One of my favorite things to do when traveling to areas is to see their ruins. It is a poignant and melancholy thing to be in a place that was once a thriving city, filled with people not particularly unlike myself, who had their own hopes and lives and their own expectations that things would go on as they had, only to find that their homes fell into oblivion and abandonment. I live my life with the melancholy thought that the cities I have known so well and spent such time in are themselves well along the path of becoming lonely ruins like those I have seen in diverse places around the world, from the jungles of Central America and the Yucatan peninsula to the mounds of the Midwest to the deserts of the Middle East.
To travel to ruins is to see the mockery that time makes of our expectations. When I visited the ruins of Colosse, for example, this town that received two books of the Bible written to it was nearly impossible to distinguish apart from the tell-tale rows of seating dug into its hillside near the meandering river where the city’s ruins now sit as farmland. No doubt many thousands of cities around the world are similarly obscure, with perhaps some sort of telltale mark such as a tell that many people would not be knowledgeable enough to tell, with no effort having been made to restore the ruins to what they were when they were lived in by ancient and forgotten people.
We may tend to think of cities as natural, but there is little that is less natural than the way that people live together in such places. For cities to survive there needs to be trade routes bringing in food and other luxury goods from far away places, since people do not like to live in simplicity in such places and cannot grow enough of their own food. Likewise, there needs to be effort spent in getting rid of waste and bringing in much fresh water for thirsty people to drink. And there needs to be a lot of effort spent at security, since people are emboldened by anonymity to behave in very wicked ways that would not be done under greater surveillance in smaller communities. And when trade networks and the will of people to be restrained by law and the ability of authorities to draw upon food and water fail, so too will cities fail inevitably in time.
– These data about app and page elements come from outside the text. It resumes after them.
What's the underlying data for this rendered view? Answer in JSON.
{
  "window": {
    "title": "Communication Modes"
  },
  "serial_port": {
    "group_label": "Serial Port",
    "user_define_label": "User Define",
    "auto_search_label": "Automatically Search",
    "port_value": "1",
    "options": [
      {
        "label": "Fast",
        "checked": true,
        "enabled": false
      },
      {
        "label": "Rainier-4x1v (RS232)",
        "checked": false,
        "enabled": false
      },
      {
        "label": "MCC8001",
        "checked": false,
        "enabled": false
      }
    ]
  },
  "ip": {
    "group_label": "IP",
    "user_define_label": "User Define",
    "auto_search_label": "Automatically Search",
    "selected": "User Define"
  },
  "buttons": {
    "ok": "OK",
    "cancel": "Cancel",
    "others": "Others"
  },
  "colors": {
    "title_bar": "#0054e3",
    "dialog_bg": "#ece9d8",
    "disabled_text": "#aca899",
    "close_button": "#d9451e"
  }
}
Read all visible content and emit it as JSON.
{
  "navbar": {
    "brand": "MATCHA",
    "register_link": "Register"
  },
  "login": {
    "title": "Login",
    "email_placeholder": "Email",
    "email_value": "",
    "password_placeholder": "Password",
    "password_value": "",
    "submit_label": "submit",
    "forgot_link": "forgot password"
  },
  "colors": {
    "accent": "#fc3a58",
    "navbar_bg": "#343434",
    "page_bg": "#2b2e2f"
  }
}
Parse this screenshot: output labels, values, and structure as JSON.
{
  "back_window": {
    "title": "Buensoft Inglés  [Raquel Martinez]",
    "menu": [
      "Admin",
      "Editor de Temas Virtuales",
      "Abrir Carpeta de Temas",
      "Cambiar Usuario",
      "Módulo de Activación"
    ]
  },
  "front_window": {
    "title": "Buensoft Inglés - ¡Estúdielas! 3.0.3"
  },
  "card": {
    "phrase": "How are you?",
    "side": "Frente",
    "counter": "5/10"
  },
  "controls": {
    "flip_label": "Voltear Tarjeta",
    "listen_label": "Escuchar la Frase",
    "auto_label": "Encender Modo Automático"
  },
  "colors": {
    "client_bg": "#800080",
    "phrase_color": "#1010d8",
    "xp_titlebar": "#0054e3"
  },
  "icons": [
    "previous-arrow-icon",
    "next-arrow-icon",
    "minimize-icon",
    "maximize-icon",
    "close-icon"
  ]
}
What is most striking, perhaps, about times like these is the melancholy realization that we are living in times where trade networks are failing because of the incompetence of our rulers, where plague threatens, where water and food are becoming more scarce and dear, and where the will of our people chafes under self-restraint, and positively rebels against other types of restraint. How long will it be until our own cities await intrepid explorers to wonder how we lived and why our cities became desolate ruins? How long will it be until we write lamentations over the destructions of our own beloved urban culture?